#### [BRIEF]
Before you finish, make sure every line below has been written out exactly.

#### [Dataset entries]
* * *

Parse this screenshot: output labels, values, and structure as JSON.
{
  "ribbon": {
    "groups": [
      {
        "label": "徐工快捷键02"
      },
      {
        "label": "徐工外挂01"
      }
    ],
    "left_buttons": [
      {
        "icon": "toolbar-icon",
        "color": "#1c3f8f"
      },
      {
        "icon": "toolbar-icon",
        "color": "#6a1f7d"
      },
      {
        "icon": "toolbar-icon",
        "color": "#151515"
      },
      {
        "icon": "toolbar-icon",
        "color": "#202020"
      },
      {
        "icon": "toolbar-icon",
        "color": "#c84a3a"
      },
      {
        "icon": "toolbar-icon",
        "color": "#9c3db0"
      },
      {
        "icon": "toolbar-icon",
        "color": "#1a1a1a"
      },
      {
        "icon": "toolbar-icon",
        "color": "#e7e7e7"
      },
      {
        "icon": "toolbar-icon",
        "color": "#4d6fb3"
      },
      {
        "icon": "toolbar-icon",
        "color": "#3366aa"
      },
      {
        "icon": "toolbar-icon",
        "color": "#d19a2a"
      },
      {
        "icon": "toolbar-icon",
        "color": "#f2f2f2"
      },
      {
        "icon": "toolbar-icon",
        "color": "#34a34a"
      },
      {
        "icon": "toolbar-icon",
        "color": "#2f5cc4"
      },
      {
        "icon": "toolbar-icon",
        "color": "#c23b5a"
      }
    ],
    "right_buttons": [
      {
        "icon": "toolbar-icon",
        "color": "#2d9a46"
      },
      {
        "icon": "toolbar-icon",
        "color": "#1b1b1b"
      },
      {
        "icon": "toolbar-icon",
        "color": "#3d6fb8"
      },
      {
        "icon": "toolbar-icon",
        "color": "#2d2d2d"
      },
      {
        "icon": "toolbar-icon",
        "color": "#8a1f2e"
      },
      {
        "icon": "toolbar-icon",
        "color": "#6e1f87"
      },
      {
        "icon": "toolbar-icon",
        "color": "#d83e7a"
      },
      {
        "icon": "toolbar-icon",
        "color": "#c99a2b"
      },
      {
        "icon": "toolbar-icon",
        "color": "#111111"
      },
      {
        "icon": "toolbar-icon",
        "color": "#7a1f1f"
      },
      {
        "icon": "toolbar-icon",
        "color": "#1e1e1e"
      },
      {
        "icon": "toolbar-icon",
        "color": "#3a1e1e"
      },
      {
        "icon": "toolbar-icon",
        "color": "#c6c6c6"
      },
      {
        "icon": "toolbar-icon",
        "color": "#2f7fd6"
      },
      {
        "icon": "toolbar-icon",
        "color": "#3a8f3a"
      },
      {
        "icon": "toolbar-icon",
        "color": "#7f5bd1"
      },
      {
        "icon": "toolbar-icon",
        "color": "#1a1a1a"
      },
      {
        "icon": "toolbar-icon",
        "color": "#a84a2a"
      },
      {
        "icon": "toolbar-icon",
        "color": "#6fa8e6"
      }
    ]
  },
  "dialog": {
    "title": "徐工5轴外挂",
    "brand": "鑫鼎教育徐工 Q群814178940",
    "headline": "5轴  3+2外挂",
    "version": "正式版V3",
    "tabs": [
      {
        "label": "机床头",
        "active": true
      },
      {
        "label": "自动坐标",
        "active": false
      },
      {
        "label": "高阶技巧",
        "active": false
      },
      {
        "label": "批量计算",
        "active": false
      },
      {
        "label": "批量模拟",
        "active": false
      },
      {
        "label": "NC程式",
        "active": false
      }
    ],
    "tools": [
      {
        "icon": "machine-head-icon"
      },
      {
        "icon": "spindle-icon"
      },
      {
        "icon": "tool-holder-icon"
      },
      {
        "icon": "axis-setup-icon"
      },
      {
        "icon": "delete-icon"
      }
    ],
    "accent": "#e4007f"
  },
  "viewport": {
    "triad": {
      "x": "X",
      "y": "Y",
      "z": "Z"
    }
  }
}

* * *

#### [RESULT]
Parse this screenshot: output labels, values, and structure as JSON.
{
  "ribbon": {
    "groups": [
      {
        "label": "徐工快捷键02"
      },
      {
        "label": "徐工外挂01"
      }
    ],
    "left_buttons": [
      {
        "icon": "toolbar-icon",
        "color": "#1c3f8f"
      },
      {
        "icon": "toolbar-icon",
        "color": "#6a1f7d"
      },
      {
        "icon": "toolbar-icon",
        "color": "#151515"
      },
      {
        "icon": "toolbar-icon",
        "color": "#202020"
      },
      {
        "icon": "toolbar-icon",
        "color": "#c84a3a"
      },
      {
        "icon": "toolbar-icon",
        "color": "#9c3db0"
      },
      {
        "icon": "toolbar-icon",
        "color": "#1a1a1a"
      },
      {
        "icon": "toolbar-icon",
        "color": "#e7e7e7"
      },
      {
        "icon": "toolbar-icon",
        "color": "#4d6fb3"
      },
      {
        "icon": "toolbar-icon",
        "color": "#3366aa"
      },
      {
        "icon": "toolbar-icon",
        "color": "#d19a2a"
      },
      {
        "icon": "toolbar-icon",
        "color": "#f2f2f2"
      },
      {
        "icon": "toolbar-icon",
        "color": "#34a34a"
      },
      {
        "icon": "toolbar-icon",
        "color": "#2f5cc4"
      },
      {
        "icon": "toolbar-icon",
        "color": "#c23b5a"
      }
    ],
    "right_buttons": [
      {
        "icon": "toolbar-icon",
        "color": "#2d9a46"
      },
      {
        "icon": "toolbar-icon",
        "color": "#1b1b1b"
      },
      {
        "icon": "toolbar-icon",
        "color": "#3d6fb8"
      },
      {
        "icon": "toolbar-icon",
        "color": "#2d2d2d"
      },
      {
        "icon": "toolbar-icon",
        "color": "#8a1f2e"
      },
      {
        "icon": "toolbar-icon",
        "color": "#6e1f87"
      },
      {
        "icon": "toolbar-icon",
        "color": "#d83e7a"
      },
      {
        "icon": "toolbar-icon",
        "color": "#c99a2b"
      },
      {
        "icon": "toolbar-icon",
        "color": "#111111"
      },
      {
        "icon": "toolbar-icon",
        "color": "#7a1f1f"
      },
      {
        "icon": "toolbar-icon",
        "color": "#1e1e1e"
      },
      {
        "icon": "toolbar-icon",
        "color": "#3a1e1e"
      },
      {
        "icon": "toolbar-icon",
        "color": "#c6c6c6"
      },
      {
        "icon": "toolbar-icon",
        "color": "#2f7fd6"
      },
      {
        "icon": "toolbar-icon",
        "color": "#3a8f3a"
      },
      {
        "icon": "toolbar-icon",
        "color": "#7f5bd1"
      },
      {
        "icon": "toolbar-icon",
        "color": "#1a1a1a"
      },
      {
        "icon": "toolbar-icon",
        "color": "#a84a2a"
      },
      {
        "icon": "toolbar-icon",
        "color": "#6fa8e6"
      }
    ]
  },
  "dialog": {
    "title": "徐工5轴外挂",
    "brand": "鑫鼎教育徐工 Q群814178940",
    "headline": "5轴  3+2外挂",
    "version": "正式版V3",
    "tabs": [
      {
        "label": "机床头",
        "active": true
      },
      {
        "label": "自动坐标",
        "active": false
      },
      {
        "label": "高阶技巧",
        "active": false
      },
      {
        "label": "批量计算",
        "active": false
      },
      {
        "label": "批量模拟",
        "active": false
      },
      {
        "label": "NC程式",
        "active": false
      }
    ],
    "tools": [
      {
        "icon": "machine-head-icon"
      },
      {
        "icon": "spindle-icon"
      },
      {
        "icon": "tool-holder-icon"
      },
      {
        "icon": "axis-setup-icon"
      },
      {
        "icon": "delete-icon"
      }
    ],
    "accent": "#e4007f"
  },
  "viewport": {
    "triad": {
      "x": "X",
      "y": "Y",
      "z": "Z"
    }
  }
}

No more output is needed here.